  • fjlip's Avatar Feb 11, 2020 | 13:28 17 Agree, major reason we started drying on this farm in 1974 is to be able to harvest at all. To keep grain in storable moisture, to gain a grade, save DAMP deductions. Then in 1985 natural gas, (thanks Grant), and on farm drying has made the difference between profitability or bankruptcy. Best investment highest return by far. Or to sleep at night. Of course all my results are based on a 46 year investment history, may not apply today. And elevators had NO dryers back then. As a side higher humidity in NE Sk. rarely allows drying with fans. Reply With Quote

  • Feb 11, 2020 | 17:28 18 Bucket , i wouldnt ever consider farming without a dryer . There are benefits you dont even think of besides the obvious ones
    There is still the odd farm here without a dryer but they are few and far between
    Couldnt begin to count the times we wouldnt of went to the field if we didnt have one , only to find its dry after the wet bin is full
    It counts for way more than an extra combine
    We start drying on day one and it costs about half a cent a bu to dry in august
    Wouldnt have it any other way Reply With Quote
    Feb 11, 2020 | 18:53 19 yes I understand what you are saying and have thought about a dryer over the years.....but this was the exception for damp grain not the rule...

    I think about it to maybe be able to save a grade if the weather was turning...the difference this year was the crop was still immature when we should have normally been combining....then the weather did not co-operate .

    in 30 years plus all the years prior on dad's farm and his experience ...a dryer wasn't needed....but times change...

    its something on the list.... Reply With Quote
    Feb 11, 2020 | 18:56 20 IMHO when you are shopping tough or damp grain you are asking for bids on distressed product.

    If the buyer can handle it, it's a buying opportunity because very few will bid on it.

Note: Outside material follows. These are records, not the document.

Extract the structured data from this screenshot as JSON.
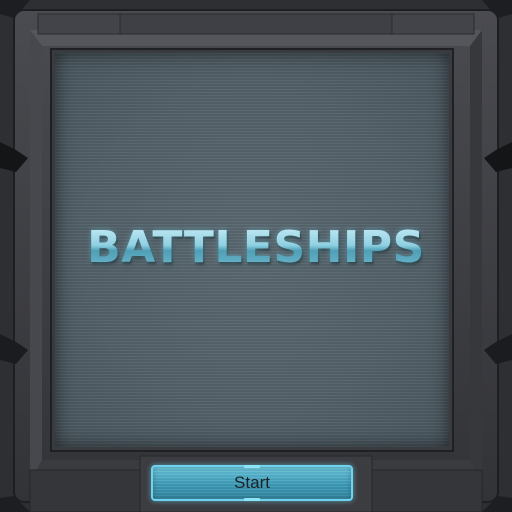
{
  "game": {
    "title": "BATTLESHIPS",
    "start_label": "Start"
  },
  "colors": {
    "title_glow": "#a7dbe8",
    "button_fill": "#4fb0cc",
    "button_border": "#6fd3ef",
    "frame_metal": "#3b3c40",
    "panel_screen": "#57656d"
  }
}
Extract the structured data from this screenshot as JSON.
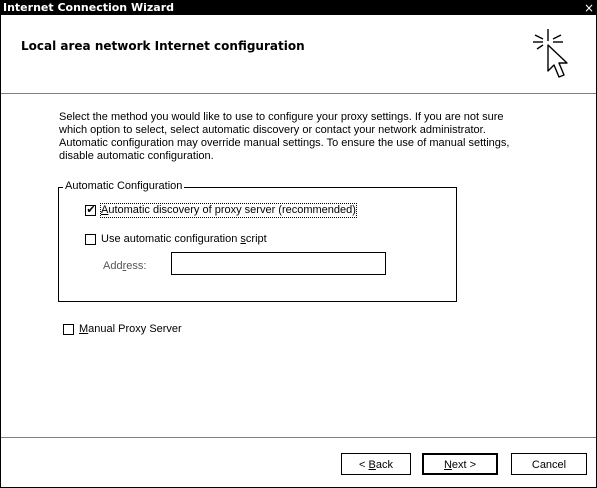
{
  "window": {
    "title": "Internet Connection Wizard",
    "close_glyph": "×"
  },
  "header": {
    "title": "Local area network Internet configuration",
    "icon": "pointer-cursor-icon"
  },
  "description": "Select the method you would like to use to configure your proxy settings.  If you are not sure which option to select, select automatic discovery or contact your network administrator.  Automatic configuration may override manual settings.  To ensure the use of manual settings, disable automatic configuration.",
  "auto_config": {
    "group_label": "Automatic Configuration",
    "auto_discovery": {
      "mnemonic": "A",
      "rest": "utomatic discovery of proxy server (recommended)",
      "checked": true
    },
    "config_script": {
      "before": "Use automatic configuration ",
      "mnemonic": "s",
      "after": "cript",
      "checked": false
    },
    "address": {
      "before": "Add",
      "mnemonic": "r",
      "after": "ess:",
      "value": ""
    }
  },
  "manual_proxy": {
    "mnemonic": "M",
    "rest": "anual Proxy Server",
    "checked": false
  },
  "buttons": {
    "back": {
      "prefix": "< ",
      "mnemonic": "B",
      "rest": "ack"
    },
    "next": {
      "mnemonic": "N",
      "rest": "ext >"
    },
    "cancel": "Cancel"
  }
}
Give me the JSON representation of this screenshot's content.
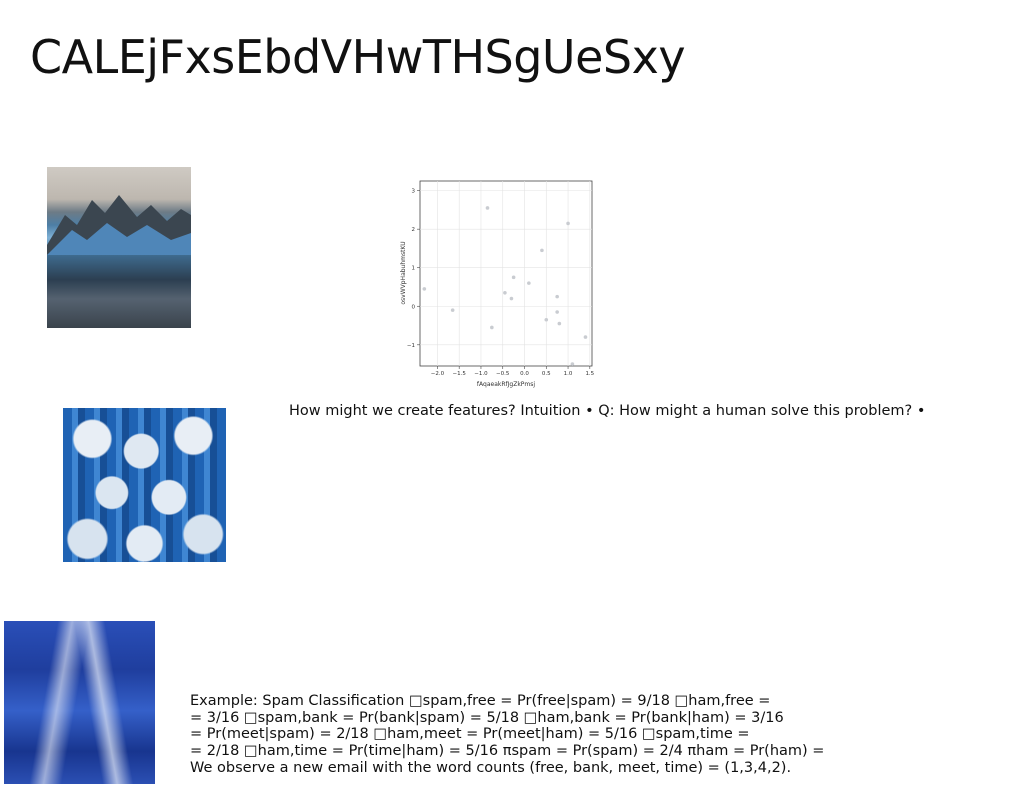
{
  "slide": {
    "title": "CALEjFxsEbdVHwTHSgUeSxy",
    "features_text": "How might we create features? Intuition • Q: How might a human solve this problem? •",
    "example_lines": [
      "Example: Spam Classification □spam,free = Pr(free|spam) = 9/18 □ham,free =",
      "= 3/16 □spam,bank = Pr(bank|spam) = 5/18 □ham,bank = Pr(bank|ham) = 3/16",
      "= Pr(meet|spam) = 2/18 □ham,meet = Pr(meet|ham) = 5/16 □spam,time =",
      "= 2/18 □ham,time = Pr(time|ham) = 5/16 πspam = Pr(spam) = 2/4 πham = Pr(ham) =",
      "We observe a new email with the word counts (free, bank, meet, time) = (1,3,4,2)."
    ]
  },
  "images": {
    "mountain": "mountain-photo",
    "pumpkins": "blue-pumpkins-photo",
    "ice": "blue-ice-photo"
  },
  "chart_data": {
    "type": "scatter",
    "xlabel": "fAqaeakRfJgZkPmsj",
    "ylabel": "osvWVpHabuhmstKU",
    "xlim": [
      -2.4,
      1.55
    ],
    "ylim": [
      -1.55,
      3.25
    ],
    "xticks": [
      -2.0,
      -1.5,
      -1.0,
      -0.5,
      0.0,
      0.5,
      1.0,
      1.5
    ],
    "yticks": [
      -1,
      0,
      1,
      2,
      3
    ],
    "grid": true,
    "point_color": "#c9ccd1",
    "x": [
      -2.3,
      -1.65,
      -0.85,
      -0.75,
      -0.45,
      -0.3,
      -0.25,
      0.1,
      0.4,
      0.5,
      0.75,
      0.75,
      0.8,
      1.0,
      1.1,
      1.4
    ],
    "y": [
      0.45,
      -0.1,
      2.55,
      -0.55,
      0.35,
      0.2,
      0.75,
      0.6,
      1.45,
      -0.35,
      0.25,
      -0.15,
      -0.45,
      2.15,
      -1.5,
      -0.8
    ]
  }
}
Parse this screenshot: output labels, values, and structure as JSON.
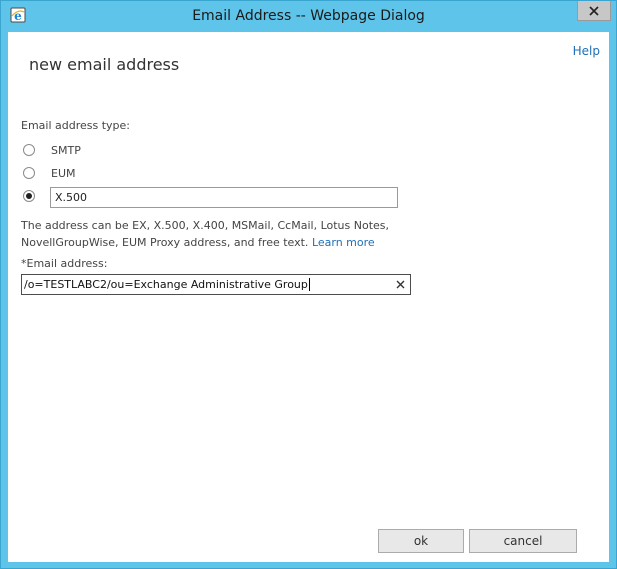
{
  "window": {
    "title": "Email Address -- Webpage Dialog"
  },
  "dialog": {
    "help_label": "Help",
    "page_title": "new email address",
    "address_type_label": "Email address type:",
    "address_types": [
      {
        "label": "SMTP",
        "selected": false
      },
      {
        "label": "EUM",
        "selected": false
      },
      {
        "label": "",
        "selected": true
      }
    ],
    "custom_type_value": "X.500",
    "info_text": "The address can be EX, X.500, X.400, MSMail, CcMail, Lotus Notes, NovellGroupWise, EUM Proxy address, and free text.",
    "learn_more_label": "Learn more",
    "email_label": "*Email address:",
    "email_value": "/o=TESTLABC2/ou=Exchange Administrative Group"
  },
  "buttons": {
    "ok_label": "ok",
    "cancel_label": "cancel"
  },
  "colors": {
    "window_frame": "#5fc4ea",
    "link": "#1f6fb5"
  },
  "icons": {
    "app": "internet-explorer-icon",
    "close": "close-icon",
    "clear": "clear-icon"
  }
}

    It's like taking sick calves to the market because you don't want them to die at home.

    Never ends well. Reply With Quote